Meet Murray Provine. He used to be a steak-and-potatoes type of guy living a no-exercise, traveling-executive lifestyle.

All that changed after Provine was diagnosed with prostate cancer. Luckily, radiation destroyed Provine's tumor. He got a second chance.

That's when Provine decided it was time for him to eat right and take control of his own health. He knew his body was full of toxins. It needed to heal itself. One way to do that, he decided, was to start growing his own food.

Under the tutelage of rancher and consultant Allen Williams, Provine converted his 110-acre horse property in Clarksville, Georgia, into an Adaptive Multi-Paddock grazing farm.

Three years later, Provine and his land are in much better health. Both transformations are well-documented in Peter Byck's most recent film, "This Farm is Medicine."

"The pursuit of better health made this land healthy," Provine says in the film. "A lot of good things happened as I began to eat better. I lost weight. My blood sugar is down. I have more energy. And I plan to live long enough to be a problem for my children."

Provine credits Williams with helping him turn his property into a biodiverse wonderland.

"What we're seeing here is a fairly rapid transformation," says Williams as he walks through the pastures at Provine's farm:
"In a three-year time period being able to go from a farm that had a lot of bare ground, fairly low water infiltration rates at the time, a lot of weeds to a farm today that is actively thriving. So he has created, in essence, a thriving total ecosystem that not only supports the livestock but also supports an array of other life. From many different species of birds and songbirds to mammals, deer, turkey, rabbits, squirrel, you name it, to pollinator insects and the wildlife below the ground in the soil, the soil microorganisms, everything."
Other benefits? Provine doesn't need to use commercial fertilizers because he raises heritage chickens, using regenerative practices. The birds defecate on the ground, which provides the inputs he needs to create healthy soil.

Provine also raises market gardens and pastured pork and cattle, thus creating biodiversity on his farm, by what he calls "stacking enterprises."
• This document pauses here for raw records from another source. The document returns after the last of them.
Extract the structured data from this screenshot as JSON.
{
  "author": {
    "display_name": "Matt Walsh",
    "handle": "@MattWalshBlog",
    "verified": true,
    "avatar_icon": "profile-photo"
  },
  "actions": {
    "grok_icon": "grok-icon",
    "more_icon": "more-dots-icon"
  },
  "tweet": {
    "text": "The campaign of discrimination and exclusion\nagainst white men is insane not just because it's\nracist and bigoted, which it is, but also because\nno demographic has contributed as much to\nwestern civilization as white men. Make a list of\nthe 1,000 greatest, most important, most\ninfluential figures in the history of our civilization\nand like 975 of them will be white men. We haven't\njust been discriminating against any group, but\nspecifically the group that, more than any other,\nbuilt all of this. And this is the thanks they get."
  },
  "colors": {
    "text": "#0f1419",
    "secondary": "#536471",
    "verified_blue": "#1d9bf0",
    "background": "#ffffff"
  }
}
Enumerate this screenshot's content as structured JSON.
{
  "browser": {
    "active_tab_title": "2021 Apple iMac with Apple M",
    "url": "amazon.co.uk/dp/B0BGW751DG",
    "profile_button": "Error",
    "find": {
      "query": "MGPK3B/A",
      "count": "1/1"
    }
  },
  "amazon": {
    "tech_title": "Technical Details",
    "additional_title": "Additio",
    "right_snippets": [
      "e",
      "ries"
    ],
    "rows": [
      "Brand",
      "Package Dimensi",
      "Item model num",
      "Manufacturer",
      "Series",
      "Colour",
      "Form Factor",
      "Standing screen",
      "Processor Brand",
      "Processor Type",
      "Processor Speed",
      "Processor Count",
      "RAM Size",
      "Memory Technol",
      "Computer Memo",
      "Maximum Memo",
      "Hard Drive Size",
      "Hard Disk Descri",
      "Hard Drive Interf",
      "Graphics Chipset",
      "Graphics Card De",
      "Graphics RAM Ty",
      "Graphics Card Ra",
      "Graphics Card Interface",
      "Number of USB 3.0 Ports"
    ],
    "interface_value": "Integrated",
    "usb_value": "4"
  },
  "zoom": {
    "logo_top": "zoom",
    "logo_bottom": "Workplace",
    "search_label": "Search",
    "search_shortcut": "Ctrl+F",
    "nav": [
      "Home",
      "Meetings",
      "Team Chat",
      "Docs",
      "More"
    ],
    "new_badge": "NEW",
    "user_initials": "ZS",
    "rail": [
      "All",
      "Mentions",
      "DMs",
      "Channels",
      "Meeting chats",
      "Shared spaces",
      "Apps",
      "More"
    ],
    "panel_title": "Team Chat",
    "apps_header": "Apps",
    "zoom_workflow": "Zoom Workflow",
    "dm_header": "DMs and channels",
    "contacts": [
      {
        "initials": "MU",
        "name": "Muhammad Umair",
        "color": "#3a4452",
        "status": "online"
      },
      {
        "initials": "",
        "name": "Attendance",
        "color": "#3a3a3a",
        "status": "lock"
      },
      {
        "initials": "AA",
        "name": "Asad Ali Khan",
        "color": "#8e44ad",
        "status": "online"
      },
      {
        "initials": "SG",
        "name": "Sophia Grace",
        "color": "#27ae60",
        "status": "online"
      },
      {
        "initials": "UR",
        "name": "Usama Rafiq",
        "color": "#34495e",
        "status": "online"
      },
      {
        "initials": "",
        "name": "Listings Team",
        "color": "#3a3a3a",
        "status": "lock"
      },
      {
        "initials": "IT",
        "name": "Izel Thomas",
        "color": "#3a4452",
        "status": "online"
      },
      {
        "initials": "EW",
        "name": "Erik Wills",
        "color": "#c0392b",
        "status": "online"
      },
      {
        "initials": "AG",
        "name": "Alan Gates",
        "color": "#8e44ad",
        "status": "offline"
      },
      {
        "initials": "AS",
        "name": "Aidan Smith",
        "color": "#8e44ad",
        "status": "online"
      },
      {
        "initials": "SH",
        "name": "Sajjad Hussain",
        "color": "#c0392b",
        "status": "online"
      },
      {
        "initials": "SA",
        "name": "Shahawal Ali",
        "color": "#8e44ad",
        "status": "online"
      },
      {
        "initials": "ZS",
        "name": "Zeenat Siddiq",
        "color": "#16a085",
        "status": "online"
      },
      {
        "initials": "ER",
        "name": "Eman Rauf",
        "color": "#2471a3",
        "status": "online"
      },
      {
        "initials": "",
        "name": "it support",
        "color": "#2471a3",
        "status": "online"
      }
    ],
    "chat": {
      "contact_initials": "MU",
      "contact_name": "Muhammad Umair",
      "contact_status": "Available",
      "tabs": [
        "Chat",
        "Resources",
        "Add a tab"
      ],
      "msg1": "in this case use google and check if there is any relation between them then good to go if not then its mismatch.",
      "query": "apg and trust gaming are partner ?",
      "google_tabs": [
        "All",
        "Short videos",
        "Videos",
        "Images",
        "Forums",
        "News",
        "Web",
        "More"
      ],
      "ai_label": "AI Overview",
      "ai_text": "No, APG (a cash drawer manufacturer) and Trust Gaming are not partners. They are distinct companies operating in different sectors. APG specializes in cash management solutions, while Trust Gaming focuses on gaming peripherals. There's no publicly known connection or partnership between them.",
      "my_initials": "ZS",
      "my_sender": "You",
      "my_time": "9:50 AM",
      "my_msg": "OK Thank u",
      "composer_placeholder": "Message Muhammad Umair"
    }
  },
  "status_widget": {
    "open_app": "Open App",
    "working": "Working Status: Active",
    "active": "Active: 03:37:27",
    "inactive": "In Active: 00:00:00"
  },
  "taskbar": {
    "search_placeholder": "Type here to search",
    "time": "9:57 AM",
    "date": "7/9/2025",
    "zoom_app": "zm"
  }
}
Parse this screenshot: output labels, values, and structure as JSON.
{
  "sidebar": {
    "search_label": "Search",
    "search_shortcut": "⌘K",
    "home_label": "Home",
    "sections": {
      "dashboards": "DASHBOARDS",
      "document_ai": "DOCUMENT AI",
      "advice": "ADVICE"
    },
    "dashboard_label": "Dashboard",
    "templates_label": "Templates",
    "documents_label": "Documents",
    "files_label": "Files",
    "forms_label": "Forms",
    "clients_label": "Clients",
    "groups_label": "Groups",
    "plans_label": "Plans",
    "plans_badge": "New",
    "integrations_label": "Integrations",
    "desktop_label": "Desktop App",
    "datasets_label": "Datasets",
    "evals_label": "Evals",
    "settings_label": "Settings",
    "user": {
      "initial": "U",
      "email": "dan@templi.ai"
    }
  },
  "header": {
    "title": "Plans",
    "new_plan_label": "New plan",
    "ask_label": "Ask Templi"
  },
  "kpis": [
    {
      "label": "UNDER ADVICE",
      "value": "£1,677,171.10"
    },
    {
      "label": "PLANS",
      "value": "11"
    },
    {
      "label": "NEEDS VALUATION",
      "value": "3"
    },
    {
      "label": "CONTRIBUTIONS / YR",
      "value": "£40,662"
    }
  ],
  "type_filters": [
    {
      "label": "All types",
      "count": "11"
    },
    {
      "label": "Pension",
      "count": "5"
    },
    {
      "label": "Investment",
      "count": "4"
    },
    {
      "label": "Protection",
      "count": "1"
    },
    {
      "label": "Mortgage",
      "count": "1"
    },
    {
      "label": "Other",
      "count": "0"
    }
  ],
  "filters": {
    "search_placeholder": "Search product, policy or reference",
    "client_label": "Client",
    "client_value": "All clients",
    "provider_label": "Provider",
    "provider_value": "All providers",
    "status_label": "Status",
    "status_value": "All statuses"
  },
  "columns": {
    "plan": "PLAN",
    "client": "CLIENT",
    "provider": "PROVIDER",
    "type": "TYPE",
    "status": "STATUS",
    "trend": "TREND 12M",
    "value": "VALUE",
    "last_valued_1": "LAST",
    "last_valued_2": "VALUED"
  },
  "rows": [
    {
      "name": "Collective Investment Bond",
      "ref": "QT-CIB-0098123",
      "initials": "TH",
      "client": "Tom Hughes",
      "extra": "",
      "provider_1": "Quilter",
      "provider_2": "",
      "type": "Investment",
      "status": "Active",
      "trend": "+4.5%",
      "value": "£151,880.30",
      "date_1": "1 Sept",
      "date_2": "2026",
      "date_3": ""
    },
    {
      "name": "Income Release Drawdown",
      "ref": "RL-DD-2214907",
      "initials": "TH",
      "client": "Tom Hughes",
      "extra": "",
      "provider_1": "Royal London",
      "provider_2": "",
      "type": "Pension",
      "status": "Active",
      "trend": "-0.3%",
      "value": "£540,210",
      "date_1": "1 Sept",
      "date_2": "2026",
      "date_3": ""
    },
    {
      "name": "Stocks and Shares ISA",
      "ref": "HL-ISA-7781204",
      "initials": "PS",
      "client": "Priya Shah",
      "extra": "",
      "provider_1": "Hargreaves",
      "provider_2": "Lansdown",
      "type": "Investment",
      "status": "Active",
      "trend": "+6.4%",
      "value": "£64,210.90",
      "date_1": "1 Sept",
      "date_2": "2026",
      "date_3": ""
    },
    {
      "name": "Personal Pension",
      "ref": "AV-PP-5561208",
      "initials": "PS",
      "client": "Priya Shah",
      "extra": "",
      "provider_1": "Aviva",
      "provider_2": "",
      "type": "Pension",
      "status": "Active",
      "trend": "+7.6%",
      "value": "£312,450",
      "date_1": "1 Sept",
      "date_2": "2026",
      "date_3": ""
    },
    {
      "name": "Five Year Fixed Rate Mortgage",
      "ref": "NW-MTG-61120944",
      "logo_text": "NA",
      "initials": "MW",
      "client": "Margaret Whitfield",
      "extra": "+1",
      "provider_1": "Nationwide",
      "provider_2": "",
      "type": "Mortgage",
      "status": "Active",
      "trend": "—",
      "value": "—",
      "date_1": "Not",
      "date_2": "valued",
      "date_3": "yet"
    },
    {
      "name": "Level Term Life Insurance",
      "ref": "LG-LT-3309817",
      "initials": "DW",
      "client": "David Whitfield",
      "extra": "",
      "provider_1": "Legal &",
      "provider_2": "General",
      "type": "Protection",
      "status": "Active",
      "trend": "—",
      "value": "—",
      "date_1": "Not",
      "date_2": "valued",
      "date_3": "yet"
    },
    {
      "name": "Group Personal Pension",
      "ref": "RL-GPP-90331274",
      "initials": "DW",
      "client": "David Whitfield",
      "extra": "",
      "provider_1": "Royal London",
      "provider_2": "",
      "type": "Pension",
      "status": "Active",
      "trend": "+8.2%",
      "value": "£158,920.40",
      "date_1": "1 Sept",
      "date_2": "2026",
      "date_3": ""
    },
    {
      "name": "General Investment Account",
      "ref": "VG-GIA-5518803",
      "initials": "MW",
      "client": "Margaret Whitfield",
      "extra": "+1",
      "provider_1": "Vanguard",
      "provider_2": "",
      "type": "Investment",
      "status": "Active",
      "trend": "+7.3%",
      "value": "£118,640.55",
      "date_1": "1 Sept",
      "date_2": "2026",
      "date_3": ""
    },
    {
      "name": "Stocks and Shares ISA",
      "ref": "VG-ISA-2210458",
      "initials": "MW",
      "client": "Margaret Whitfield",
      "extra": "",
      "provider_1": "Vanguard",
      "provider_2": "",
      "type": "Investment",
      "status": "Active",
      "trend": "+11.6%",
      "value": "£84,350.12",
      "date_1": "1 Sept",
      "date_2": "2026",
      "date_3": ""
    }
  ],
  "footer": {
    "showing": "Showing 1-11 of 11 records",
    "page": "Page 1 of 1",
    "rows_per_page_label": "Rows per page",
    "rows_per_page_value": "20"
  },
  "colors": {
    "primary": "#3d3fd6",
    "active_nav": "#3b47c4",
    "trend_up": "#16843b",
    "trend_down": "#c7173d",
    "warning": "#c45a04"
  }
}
Provine's cattle are grass-fed and on a 30-day cycle moving from pasture to pasture. Williams describes this grazing method:
"What we're looking at here is a very well-planned and executed rotation of the cattle. Nature has this incredible ability that when subjected to disruption it actually regenerates itself a degree or two higher than where it was before ... We want to make darn sure that in our pastures we have that three classifications of forage species represented which creates that salad bar ... [The cows] have the opportunity here versus a monoculture to every single day balance their own diets."
Williams believes we can medicate ourselves through our food as long as we eat good food. Identifying "good" food includes knowing how the food was raised, where it came from and how it was produced. He says: "So you are creating multiple levels of diversity, everything basically from life in the soil all the way up to the different types of animals and produce and that's what we've gotten away from in agriculture."

Provine sums it up this way:
"It's just like investing in the stock market. You know if I had invested all my money in Enron years ago, I'd be in deep trouble today. But if I invested in a diverse portfolio, some were up, some were down, but they were all good companies, overall the mix is profitable and it gives me the return that I want."
Want to join Provine and others who are regenerating their land, growing their own food and using food as medicine? Become a partner of Regeneration International.